# What you should do
Return each line of the records below that contains the word "accent".

━━ Exercise material ━━

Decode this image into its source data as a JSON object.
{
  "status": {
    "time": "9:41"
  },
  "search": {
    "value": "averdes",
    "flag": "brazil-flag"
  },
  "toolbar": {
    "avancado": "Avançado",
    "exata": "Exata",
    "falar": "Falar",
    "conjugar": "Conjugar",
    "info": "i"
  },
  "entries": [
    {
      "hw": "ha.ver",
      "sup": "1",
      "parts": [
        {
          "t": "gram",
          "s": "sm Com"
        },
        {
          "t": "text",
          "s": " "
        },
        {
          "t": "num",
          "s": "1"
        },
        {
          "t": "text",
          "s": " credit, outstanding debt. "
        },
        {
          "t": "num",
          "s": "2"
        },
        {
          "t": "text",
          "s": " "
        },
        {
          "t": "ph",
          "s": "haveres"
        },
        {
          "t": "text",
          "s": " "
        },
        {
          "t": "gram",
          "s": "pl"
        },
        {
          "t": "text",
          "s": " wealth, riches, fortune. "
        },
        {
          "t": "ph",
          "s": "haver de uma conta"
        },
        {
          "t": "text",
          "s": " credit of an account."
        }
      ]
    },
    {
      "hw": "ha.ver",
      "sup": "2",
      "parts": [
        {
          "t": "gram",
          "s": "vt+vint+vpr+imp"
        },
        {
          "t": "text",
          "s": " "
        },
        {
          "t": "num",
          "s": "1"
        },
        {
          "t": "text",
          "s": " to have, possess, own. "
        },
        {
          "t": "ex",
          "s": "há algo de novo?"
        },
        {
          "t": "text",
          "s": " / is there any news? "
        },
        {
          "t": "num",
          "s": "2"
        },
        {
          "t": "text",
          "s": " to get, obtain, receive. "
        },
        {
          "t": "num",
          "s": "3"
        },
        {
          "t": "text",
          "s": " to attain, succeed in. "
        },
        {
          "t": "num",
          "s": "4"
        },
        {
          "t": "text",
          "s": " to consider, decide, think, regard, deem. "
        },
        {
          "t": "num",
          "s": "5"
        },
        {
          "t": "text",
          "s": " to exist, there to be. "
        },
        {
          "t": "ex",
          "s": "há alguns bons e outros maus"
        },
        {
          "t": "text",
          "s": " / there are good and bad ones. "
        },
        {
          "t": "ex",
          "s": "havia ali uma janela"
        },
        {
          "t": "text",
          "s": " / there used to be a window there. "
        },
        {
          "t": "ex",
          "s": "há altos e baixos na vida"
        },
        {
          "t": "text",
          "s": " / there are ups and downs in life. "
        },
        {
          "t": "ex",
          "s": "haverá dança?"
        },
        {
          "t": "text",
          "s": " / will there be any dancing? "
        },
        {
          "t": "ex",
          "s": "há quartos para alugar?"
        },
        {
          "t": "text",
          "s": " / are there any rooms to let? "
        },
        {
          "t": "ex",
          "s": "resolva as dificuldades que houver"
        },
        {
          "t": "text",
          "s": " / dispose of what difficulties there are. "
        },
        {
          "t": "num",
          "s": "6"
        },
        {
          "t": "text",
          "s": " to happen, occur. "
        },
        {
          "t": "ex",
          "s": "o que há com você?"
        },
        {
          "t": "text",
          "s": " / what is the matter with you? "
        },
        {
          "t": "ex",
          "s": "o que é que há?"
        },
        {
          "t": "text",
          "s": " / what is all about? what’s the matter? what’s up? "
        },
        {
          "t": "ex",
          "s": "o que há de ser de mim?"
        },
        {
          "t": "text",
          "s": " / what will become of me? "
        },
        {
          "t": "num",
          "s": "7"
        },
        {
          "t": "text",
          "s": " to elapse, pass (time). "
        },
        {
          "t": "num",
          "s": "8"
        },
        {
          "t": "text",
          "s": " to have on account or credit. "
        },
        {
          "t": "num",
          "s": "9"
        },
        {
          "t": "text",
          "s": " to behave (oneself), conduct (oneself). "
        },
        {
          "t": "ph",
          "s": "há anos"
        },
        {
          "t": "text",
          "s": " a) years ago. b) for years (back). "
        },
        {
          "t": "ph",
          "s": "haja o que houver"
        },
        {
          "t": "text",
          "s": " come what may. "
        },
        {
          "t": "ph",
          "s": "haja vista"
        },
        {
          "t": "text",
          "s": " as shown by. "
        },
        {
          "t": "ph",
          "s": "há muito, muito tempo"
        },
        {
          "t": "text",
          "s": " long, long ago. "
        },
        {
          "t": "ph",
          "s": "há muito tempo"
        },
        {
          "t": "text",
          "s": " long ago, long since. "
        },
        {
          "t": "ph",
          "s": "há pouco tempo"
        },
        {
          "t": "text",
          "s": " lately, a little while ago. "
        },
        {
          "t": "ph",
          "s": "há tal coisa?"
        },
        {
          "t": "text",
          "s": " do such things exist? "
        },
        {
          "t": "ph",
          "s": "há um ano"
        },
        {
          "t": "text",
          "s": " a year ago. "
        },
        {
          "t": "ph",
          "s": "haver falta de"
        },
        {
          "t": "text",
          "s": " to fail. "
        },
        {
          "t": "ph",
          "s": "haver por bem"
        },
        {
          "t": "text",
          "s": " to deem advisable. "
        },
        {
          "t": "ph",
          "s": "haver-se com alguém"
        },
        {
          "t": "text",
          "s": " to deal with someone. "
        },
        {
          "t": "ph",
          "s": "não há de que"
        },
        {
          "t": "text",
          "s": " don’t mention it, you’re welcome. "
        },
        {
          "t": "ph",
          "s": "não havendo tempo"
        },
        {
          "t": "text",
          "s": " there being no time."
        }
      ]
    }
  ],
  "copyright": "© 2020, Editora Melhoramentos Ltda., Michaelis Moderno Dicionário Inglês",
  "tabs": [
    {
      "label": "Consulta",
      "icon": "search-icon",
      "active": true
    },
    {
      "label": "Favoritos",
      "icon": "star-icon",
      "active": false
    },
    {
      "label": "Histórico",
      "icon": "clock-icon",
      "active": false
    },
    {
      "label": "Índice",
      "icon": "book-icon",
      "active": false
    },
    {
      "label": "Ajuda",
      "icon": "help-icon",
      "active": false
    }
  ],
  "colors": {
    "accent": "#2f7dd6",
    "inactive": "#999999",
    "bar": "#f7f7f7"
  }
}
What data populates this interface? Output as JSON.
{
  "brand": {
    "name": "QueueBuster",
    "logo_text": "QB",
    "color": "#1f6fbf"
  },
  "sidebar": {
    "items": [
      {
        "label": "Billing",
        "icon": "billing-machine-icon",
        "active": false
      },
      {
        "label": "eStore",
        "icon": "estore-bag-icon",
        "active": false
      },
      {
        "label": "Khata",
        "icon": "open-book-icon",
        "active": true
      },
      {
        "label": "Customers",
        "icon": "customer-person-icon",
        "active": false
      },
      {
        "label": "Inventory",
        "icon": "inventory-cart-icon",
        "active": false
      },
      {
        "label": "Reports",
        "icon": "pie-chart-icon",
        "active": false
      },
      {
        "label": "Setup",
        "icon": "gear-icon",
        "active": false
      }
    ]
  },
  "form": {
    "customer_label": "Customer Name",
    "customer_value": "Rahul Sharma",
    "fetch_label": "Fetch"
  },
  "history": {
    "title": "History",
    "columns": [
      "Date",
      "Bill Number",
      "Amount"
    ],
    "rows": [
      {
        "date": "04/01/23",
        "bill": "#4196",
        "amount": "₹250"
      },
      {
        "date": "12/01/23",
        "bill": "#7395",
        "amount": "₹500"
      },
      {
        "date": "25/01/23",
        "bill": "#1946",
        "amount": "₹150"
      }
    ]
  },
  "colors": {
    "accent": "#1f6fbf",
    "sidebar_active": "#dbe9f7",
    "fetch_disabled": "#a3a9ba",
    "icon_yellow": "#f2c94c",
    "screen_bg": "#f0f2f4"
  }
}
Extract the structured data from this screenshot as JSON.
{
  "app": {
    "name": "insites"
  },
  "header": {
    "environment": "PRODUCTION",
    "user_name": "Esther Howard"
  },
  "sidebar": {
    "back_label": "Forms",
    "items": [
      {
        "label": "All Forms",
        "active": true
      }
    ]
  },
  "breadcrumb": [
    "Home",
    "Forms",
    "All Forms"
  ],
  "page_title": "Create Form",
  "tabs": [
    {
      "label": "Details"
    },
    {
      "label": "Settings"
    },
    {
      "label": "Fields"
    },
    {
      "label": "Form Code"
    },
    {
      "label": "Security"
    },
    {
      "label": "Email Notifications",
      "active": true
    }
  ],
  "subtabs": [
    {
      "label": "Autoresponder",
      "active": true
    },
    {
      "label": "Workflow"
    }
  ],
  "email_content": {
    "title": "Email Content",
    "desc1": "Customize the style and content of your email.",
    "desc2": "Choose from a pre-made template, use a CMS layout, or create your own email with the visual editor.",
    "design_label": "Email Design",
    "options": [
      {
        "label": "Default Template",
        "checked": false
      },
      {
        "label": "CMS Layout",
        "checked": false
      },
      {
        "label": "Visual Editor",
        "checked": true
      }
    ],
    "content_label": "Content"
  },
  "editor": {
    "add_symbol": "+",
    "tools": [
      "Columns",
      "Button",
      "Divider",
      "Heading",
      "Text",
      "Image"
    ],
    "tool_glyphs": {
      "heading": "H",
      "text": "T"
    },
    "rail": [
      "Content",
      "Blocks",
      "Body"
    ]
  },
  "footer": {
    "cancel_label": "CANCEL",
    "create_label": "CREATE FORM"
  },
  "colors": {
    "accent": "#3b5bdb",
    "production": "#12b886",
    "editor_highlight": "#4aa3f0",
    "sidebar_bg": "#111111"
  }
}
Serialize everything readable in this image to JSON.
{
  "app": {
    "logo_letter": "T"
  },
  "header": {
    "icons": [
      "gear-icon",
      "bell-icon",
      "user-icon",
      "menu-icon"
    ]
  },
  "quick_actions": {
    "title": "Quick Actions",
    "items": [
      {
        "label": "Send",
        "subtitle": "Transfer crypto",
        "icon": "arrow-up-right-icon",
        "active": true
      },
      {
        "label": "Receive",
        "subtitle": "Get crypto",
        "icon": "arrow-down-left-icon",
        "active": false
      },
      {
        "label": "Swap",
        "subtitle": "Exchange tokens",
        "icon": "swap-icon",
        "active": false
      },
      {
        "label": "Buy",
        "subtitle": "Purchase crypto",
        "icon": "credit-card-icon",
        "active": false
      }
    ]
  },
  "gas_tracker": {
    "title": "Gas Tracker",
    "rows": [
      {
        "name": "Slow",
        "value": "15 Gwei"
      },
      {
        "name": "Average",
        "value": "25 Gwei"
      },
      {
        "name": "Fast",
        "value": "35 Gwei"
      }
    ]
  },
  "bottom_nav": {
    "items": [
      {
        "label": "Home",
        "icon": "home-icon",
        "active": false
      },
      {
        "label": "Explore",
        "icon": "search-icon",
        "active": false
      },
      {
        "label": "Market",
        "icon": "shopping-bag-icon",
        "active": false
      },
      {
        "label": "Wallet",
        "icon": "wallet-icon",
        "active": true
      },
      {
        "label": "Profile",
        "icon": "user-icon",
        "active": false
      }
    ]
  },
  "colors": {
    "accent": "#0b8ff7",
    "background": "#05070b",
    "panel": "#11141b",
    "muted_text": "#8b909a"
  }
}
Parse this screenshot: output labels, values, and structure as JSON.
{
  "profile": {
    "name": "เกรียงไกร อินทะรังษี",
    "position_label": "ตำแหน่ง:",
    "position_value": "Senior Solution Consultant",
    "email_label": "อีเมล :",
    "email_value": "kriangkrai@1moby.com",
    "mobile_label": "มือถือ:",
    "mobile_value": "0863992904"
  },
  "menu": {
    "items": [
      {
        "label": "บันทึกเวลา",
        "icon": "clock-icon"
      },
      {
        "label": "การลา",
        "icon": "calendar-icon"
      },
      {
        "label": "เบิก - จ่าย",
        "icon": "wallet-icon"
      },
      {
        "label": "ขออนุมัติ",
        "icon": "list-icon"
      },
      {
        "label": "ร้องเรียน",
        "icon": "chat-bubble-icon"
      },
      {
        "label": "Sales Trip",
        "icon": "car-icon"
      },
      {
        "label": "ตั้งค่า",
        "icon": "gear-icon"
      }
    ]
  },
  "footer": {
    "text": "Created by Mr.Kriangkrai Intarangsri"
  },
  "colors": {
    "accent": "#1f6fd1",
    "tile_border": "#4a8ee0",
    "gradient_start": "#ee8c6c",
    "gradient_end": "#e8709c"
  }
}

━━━

# Written solution
    "accent": "#2f7dd6",
    "accent": "#1f6fbf",
    "accent": "#3b5bdb",
    "accent": "#0b8ff7",
    "accent": "#1f6fd1",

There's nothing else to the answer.